*SOURCE INFORMATION:*
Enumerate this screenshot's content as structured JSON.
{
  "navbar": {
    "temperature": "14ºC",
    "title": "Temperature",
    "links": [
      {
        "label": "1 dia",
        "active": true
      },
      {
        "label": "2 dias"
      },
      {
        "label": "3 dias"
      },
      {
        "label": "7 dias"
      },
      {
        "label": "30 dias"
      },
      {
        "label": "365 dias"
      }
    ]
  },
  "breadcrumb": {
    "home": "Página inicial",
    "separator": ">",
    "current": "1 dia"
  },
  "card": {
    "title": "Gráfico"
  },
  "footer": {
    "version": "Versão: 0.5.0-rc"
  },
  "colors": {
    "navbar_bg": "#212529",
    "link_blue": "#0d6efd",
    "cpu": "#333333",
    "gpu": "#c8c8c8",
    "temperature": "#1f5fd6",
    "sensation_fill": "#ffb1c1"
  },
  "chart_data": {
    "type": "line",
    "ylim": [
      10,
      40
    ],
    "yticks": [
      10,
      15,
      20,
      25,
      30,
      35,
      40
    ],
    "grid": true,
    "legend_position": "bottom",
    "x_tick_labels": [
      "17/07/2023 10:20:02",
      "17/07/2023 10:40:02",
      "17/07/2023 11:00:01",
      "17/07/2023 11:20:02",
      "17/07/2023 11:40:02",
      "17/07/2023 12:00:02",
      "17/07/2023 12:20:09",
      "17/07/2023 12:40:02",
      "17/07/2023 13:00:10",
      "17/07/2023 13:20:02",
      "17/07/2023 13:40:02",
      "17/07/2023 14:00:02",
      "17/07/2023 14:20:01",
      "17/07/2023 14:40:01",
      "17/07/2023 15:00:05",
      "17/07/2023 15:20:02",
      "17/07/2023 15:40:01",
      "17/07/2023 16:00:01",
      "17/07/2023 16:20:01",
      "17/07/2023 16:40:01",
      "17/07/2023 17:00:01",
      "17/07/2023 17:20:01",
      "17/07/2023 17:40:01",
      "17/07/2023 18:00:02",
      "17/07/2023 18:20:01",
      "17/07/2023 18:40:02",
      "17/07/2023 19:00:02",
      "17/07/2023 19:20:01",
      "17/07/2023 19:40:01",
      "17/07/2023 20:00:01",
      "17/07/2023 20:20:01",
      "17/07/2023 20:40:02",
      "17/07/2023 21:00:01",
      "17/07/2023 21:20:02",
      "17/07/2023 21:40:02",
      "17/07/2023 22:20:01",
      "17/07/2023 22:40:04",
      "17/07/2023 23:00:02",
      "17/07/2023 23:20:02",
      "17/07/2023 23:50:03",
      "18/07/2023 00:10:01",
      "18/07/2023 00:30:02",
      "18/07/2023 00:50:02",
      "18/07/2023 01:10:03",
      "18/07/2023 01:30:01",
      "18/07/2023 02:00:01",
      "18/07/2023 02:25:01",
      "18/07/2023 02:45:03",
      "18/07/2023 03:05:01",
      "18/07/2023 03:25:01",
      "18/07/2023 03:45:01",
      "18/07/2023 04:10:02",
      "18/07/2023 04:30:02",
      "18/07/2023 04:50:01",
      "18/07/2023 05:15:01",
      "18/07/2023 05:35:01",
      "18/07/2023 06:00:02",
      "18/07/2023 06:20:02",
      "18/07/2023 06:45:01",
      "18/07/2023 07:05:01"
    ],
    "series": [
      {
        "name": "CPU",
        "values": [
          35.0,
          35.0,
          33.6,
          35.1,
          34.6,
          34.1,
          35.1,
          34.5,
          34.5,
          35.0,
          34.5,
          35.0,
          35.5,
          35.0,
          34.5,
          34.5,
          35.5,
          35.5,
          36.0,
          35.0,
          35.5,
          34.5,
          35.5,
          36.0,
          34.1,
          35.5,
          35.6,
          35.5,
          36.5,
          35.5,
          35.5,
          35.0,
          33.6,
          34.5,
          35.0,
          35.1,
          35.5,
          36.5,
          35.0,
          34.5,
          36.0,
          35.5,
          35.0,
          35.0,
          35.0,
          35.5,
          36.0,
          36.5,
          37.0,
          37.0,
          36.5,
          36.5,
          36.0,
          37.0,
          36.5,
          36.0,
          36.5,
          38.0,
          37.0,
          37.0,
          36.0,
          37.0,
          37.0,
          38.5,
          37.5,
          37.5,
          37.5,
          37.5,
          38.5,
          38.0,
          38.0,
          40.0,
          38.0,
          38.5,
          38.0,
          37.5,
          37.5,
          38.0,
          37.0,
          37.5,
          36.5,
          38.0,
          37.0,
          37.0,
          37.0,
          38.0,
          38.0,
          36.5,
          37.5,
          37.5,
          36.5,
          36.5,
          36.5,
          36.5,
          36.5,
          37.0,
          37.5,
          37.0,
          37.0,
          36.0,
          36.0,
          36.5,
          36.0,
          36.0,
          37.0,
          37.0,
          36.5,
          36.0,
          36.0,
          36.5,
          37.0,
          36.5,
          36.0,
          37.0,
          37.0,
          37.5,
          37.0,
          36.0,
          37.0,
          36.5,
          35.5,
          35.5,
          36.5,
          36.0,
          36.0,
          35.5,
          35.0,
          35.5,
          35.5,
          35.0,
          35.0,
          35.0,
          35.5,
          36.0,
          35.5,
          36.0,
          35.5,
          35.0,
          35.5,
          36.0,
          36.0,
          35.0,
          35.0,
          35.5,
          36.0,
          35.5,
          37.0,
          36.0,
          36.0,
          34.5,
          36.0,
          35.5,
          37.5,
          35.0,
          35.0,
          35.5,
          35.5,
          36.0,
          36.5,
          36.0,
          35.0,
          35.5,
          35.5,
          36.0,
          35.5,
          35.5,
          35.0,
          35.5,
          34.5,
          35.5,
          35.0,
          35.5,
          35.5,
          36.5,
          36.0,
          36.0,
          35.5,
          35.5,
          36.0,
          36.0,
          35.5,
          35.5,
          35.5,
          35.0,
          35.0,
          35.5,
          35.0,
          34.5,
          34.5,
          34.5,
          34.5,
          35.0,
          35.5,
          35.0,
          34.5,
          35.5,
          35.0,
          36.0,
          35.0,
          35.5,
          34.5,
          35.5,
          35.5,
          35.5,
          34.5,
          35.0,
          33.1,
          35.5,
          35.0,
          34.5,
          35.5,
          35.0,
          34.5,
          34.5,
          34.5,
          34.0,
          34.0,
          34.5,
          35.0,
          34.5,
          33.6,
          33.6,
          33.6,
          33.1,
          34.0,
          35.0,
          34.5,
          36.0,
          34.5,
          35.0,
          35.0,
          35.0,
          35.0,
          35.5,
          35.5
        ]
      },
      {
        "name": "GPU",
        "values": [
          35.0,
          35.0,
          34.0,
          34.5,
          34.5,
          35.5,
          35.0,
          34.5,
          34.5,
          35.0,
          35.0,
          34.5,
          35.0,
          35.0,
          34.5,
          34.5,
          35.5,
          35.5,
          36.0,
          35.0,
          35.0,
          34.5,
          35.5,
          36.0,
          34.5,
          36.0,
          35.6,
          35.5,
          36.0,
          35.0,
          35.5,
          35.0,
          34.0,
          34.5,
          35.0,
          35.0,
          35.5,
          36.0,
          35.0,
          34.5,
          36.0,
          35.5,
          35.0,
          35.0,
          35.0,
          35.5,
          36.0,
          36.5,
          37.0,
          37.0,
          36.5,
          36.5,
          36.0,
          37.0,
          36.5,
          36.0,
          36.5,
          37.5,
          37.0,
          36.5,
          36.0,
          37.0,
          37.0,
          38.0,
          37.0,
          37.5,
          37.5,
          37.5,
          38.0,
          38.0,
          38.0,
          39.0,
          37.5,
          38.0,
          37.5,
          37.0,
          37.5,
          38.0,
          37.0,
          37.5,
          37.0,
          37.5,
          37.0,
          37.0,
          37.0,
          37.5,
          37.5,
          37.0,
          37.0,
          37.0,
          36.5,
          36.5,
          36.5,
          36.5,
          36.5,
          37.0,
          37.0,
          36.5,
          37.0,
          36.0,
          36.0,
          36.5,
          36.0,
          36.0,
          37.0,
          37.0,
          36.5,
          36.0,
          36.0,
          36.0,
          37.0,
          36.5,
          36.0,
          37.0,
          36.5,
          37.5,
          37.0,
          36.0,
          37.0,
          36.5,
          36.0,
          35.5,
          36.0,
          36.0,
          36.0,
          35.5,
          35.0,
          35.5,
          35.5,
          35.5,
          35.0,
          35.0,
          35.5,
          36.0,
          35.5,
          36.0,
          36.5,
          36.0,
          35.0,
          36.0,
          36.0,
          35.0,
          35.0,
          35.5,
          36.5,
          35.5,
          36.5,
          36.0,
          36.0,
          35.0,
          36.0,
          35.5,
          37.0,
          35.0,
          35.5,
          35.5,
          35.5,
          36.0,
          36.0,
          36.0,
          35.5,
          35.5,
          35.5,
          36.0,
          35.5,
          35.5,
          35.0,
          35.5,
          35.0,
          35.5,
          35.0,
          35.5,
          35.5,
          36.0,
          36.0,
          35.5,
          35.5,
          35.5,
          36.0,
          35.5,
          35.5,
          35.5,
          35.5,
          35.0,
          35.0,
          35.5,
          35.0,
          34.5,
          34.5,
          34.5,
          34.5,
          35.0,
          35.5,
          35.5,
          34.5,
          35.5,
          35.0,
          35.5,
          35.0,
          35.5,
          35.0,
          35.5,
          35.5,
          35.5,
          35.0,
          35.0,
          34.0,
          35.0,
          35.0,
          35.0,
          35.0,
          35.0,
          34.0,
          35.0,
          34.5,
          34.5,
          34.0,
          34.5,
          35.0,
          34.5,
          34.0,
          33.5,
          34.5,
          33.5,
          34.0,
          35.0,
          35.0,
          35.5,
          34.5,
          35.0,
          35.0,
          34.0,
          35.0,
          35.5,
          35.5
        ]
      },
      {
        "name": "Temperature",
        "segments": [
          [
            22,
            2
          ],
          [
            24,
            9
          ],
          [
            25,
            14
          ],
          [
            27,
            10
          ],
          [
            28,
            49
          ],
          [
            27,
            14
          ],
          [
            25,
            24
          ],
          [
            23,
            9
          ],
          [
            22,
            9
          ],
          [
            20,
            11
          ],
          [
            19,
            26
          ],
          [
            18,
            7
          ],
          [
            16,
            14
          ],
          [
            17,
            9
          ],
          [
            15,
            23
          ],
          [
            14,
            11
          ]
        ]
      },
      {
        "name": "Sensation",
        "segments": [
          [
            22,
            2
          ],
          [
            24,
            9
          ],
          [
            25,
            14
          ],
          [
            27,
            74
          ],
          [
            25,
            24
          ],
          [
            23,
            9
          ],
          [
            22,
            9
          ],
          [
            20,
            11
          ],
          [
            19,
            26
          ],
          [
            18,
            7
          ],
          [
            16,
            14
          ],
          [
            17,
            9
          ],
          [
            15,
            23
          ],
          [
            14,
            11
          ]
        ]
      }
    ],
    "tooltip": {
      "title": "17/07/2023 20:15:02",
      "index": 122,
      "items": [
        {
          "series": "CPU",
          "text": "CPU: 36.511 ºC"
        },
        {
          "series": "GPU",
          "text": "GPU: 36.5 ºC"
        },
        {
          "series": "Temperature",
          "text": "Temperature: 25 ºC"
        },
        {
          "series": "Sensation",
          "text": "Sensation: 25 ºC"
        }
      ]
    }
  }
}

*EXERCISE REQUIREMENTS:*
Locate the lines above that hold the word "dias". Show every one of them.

*EXERCISE OUTPUT:*
        "label": "2 dias"
        "label": "3 dias"
        "label": "7 dias"
        "label": "30 dias"
        "label": "365 dias"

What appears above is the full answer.